- _Exercise objective_
Could you restate the data word for word?

##### Given entries #####

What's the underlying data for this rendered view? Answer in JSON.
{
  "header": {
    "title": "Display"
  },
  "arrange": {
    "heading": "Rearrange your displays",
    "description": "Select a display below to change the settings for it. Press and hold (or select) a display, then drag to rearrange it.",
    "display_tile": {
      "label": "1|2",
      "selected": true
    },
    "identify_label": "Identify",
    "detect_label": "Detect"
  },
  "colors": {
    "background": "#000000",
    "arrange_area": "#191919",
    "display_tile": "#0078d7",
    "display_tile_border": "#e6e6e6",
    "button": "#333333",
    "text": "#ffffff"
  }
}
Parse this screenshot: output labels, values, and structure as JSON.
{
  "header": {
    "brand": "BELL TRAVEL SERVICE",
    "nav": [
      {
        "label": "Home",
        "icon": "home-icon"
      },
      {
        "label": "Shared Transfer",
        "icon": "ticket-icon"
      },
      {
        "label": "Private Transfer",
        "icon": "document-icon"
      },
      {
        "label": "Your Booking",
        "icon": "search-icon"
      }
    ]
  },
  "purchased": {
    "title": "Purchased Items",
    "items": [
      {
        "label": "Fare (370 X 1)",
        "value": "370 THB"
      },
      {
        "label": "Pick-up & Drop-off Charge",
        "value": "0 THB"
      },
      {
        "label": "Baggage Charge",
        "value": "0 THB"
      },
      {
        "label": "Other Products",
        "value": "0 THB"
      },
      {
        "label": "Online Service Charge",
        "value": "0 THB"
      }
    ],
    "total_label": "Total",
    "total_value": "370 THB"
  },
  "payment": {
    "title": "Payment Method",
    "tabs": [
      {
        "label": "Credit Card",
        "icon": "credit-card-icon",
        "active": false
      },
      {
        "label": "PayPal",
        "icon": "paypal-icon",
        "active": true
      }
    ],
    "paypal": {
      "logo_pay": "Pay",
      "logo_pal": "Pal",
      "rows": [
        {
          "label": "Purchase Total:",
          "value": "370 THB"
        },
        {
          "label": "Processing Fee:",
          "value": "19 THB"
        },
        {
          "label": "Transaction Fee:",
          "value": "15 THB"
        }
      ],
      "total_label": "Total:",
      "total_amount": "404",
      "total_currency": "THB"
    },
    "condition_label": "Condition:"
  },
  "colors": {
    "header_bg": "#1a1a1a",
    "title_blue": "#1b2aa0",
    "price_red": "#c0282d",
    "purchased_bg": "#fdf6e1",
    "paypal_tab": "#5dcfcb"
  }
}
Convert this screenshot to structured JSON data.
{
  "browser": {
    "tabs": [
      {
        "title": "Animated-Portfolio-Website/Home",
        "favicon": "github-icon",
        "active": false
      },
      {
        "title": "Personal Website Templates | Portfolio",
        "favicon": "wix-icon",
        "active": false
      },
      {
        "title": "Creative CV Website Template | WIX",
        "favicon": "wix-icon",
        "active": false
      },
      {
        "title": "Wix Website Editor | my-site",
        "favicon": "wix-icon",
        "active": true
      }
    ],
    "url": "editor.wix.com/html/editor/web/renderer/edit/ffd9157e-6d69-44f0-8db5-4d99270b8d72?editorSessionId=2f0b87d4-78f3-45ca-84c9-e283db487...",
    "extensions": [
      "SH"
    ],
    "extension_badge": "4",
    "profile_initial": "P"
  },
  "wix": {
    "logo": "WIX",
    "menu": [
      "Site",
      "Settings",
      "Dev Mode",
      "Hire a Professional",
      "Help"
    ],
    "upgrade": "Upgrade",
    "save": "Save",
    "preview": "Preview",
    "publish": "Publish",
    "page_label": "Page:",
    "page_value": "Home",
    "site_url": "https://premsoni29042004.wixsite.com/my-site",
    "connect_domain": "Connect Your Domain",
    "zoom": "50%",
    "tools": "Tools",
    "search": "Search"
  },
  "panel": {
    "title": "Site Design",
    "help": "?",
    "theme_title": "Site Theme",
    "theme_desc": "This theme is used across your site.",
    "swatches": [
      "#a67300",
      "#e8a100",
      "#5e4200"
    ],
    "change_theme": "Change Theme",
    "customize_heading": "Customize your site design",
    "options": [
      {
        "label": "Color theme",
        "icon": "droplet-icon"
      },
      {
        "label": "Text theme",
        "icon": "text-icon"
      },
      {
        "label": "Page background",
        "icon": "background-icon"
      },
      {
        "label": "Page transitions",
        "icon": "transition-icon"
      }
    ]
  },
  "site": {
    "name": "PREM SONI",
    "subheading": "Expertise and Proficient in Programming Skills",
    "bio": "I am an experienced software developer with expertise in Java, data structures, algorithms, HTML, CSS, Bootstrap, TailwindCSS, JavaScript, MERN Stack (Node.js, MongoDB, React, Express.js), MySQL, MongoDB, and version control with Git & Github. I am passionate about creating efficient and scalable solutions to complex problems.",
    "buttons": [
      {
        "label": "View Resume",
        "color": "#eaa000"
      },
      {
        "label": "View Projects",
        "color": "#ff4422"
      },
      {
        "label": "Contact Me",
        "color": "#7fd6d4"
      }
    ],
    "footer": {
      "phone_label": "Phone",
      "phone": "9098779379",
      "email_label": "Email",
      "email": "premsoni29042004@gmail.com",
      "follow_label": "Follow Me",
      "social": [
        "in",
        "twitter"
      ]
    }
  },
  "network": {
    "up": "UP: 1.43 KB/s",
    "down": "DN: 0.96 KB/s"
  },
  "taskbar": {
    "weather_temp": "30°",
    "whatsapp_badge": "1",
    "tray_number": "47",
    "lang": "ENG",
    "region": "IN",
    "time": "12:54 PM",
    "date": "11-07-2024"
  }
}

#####

- _Exercise answer_
What's the underlying data for this rendered view? Answer in JSON.
{
  "header": {
    "title": "Display"
  },
  "arrange": {
    "heading": "Rearrange your displays",
    "description": "Select a display below to change the settings for it. Press and hold (or select) a display, then drag to rearrange it.",
    "display_tile": {
      "label": "1|2",
      "selected": true
    },
    "identify_label": "Identify",
    "detect_label": "Detect"
  },
  "colors": {
    "background": "#000000",
    "arrange_area": "#191919",
    "display_tile": "#0078d7",
    "display_tile_border": "#e6e6e6",
    "button": "#333333",
    "text": "#ffffff"
  }
}
Parse this screenshot: output labels, values, and structure as JSON.
{
  "header": {
    "brand": "BELL TRAVEL SERVICE",
    "nav": [
      {
        "label": "Home",
        "icon": "home-icon"
      },
      {
        "label": "Shared Transfer",
        "icon": "ticket-icon"
      },
      {
        "label": "Private Transfer",
        "icon": "document-icon"
      },
      {
        "label": "Your Booking",
        "icon": "search-icon"
      }
    ]
  },
  "purchased": {
    "title": "Purchased Items",
    "items": [
      {
        "label": "Fare (370 X 1)",
        "value": "370 THB"
      },
      {
        "label": "Pick-up & Drop-off Charge",
        "value": "0 THB"
      },
      {
        "label": "Baggage Charge",
        "value": "0 THB"
      },
      {
        "label": "Other Products",
        "value": "0 THB"
      },
      {
        "label": "Online Service Charge",
        "value": "0 THB"
      }
    ],
    "total_label": "Total",
    "total_value": "370 THB"
  },
  "payment": {
    "title": "Payment Method",
    "tabs": [
      {
        "label": "Credit Card",
        "icon": "credit-card-icon",
        "active": false
      },
      {
        "label": "PayPal",
        "icon": "paypal-icon",
        "active": true
      }
    ],
    "paypal": {
      "logo_pay": "Pay",
      "logo_pal": "Pal",
      "rows": [
        {
          "label": "Purchase Total:",
          "value": "370 THB"
        },
        {
          "label": "Processing Fee:",
          "value": "19 THB"
        },
        {
          "label": "Transaction Fee:",
          "value": "15 THB"
        }
      ],
      "total_label": "Total:",
      "total_amount": "404",
      "total_currency": "THB"
    },
    "condition_label": "Condition:"
  },
  "colors": {
    "header_bg": "#1a1a1a",
    "title_blue": "#1b2aa0",
    "price_red": "#c0282d",
    "purchased_bg": "#fdf6e1",
    "paypal_tab": "#5dcfcb"
  }
}
Convert this screenshot to structured JSON data.
{
  "browser": {
    "tabs": [
      {
        "title": "Animated-Portfolio-Website/Home",
        "favicon": "github-icon",
        "active": false
      },
      {
        "title": "Personal Website Templates | Portfolio",
        "favicon": "wix-icon",
        "active": false
      },
      {
        "title": "Creative CV Website Template | WIX",
        "favicon": "wix-icon",
        "active": false
      },
      {
        "title": "Wix Website Editor | my-site",
        "favicon": "wix-icon",
        "active": true
      }
    ],
    "url": "editor.wix.com/html/editor/web/renderer/edit/ffd9157e-6d69-44f0-8db5-4d99270b8d72?editorSessionId=2f0b87d4-78f3-45ca-84c9-e283db487...",
    "extensions": [
      "SH"
    ],
    "extension_badge": "4",
    "profile_initial": "P"
  },
  "wix": {
    "logo": "WIX",
    "menu": [
      "Site",
      "Settings",
      "Dev Mode",
      "Hire a Professional",
      "Help"
    ],
    "upgrade": "Upgrade",
    "save": "Save",
    "preview": "Preview",
    "publish": "Publish",
    "page_label": "Page:",
    "page_value": "Home",
    "site_url": "https://premsoni29042004.wixsite.com/my-site",
    "connect_domain": "Connect Your Domain",
    "zoom": "50%",
    "tools": "Tools",
    "search": "Search"
  },
  "panel": {
    "title": "Site Design",
    "help": "?",
    "theme_title": "Site Theme",
    "theme_desc": "This theme is used across your site.",
    "swatches": [
      "#a67300",
      "#e8a100",
      "#5e4200"
    ],
    "change_theme": "Change Theme",
    "customize_heading": "Customize your site design",
    "options": [
      {
        "label": "Color theme",
        "icon": "droplet-icon"
      },
      {
        "label": "Text theme",
        "icon": "text-icon"
      },
      {
        "label": "Page background",
        "icon": "background-icon"
      },
      {
        "label": "Page transitions",
        "icon": "transition-icon"
      }
    ]
  },
  "site": {
    "name": "PREM SONI",
    "subheading": "Expertise and Proficient in Programming Skills",
    "bio": "I am an experienced software developer with expertise in Java, data structures, algorithms, HTML, CSS, Bootstrap, TailwindCSS, JavaScript, MERN Stack (Node.js, MongoDB, React, Express.js), MySQL, MongoDB, and version control with Git & Github. I am passionate about creating efficient and scalable solutions to complex problems.",
    "buttons": [
      {
        "label": "View Resume",
        "color": "#eaa000"
      },
      {
        "label": "View Projects",
        "color": "#ff4422"
      },
      {
        "label": "Contact Me",
        "color": "#7fd6d4"
      }
    ],
    "footer": {
      "phone_label": "Phone",
      "phone": "9098779379",
      "email_label": "Email",
      "email": "premsoni29042004@gmail.com",
      "follow_label": "Follow Me",
      "social": [
        "in",
        "twitter"
      ]
    }
  },
  "network": {
    "up": "UP: 1.43 KB/s",
    "down": "DN: 0.96 KB/s"
  },
  "taskbar": {
    "weather_temp": "30°",
    "whatsapp_badge": "1",
    "tray_number": "47",
    "lang": "ENG",
    "region": "IN",
    "time": "12:54 PM",
    "date": "11-07-2024"
  }
}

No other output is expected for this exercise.